Campbell River city council is being encouraged to change its zoning bylaws to make electric charging stations mandatory for new construction to relect the growing popularity of electric vehicles. Black Press File Photo

City of Campbell River encouraged to make electric vehicle charging stations mandatory

Letter to council from various groups says bylaws should be amended to require charging stations

Campbell River city council has received a letter encouraging them to make the installation of electric vehicle charging stations mandatory when considering new applications for development.

“Higher electric vehicle ownership is now a foregone conclusion as virtually all automobile manufacturers are now committed to producing a wide range of all-electric or plug-in electric vehicles,” says the letter to mayor and council from the Victoria Electric Vehicle Club, the Vancouver Electric Vehicle Association and Plug-in Richmond.

“The widespread adoption of electric vehicles provides an opportunity for municipalities to help meet their greenhouse gas emission targets, contribute to improved air quality and public health and reduce noise pollution,” the letter continues, asking for municipalities to amend their zoning bylaws to require electric vehicle (EV) infrastructure be included in new construction.

The letter provides links to a model for implementing EV charging requirements and specific examples of other municipalities who have already made these amendments, such as the City of Richmond.

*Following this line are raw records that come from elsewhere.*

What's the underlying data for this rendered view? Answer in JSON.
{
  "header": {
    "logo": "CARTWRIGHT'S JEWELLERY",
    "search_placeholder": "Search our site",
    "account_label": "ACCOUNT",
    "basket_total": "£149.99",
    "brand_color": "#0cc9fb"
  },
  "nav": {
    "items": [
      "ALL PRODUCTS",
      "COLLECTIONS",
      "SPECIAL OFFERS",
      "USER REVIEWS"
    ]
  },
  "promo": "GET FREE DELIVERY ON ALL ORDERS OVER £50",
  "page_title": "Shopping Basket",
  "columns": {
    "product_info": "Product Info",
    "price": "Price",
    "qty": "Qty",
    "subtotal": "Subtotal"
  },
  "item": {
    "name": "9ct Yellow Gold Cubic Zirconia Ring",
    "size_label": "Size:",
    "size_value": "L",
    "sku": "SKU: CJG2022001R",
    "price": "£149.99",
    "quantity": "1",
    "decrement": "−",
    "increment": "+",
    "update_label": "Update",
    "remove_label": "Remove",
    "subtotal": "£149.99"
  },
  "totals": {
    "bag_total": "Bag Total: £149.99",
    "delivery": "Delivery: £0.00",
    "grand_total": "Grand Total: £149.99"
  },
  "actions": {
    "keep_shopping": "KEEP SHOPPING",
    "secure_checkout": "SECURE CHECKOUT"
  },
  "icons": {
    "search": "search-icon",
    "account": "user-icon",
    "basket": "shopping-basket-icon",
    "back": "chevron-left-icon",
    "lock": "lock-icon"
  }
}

Council received the letter at its April 9 public meeting, but no direction was given to staff to consider the request.

Meanwhile, BC Hydro has issued a report debunking what they say the public sees as the No. 1 barrier to owning an electric vehicle: cost.

According to the report, a third of British Columbians are interested in switching to an electric vehicle, but most believe it would be too expensive.

The report says that the cost of ownership per year for a new electric vehicle is significantly less than that of their new gas-engine equivalents.

A 2018 Nissan Leaf, for example, costs $2,848 per year to operate while a 2018 Honda Civic will cost its owner $4,313 per year.

The report also states, however, that one of the other barriers to purchase for people was charging station availability, with 90 per cent of respondents saying there was not an electrical charging station available at their home or residential complex, even though a standard 120-volt household outlet can be used for vehicle charging.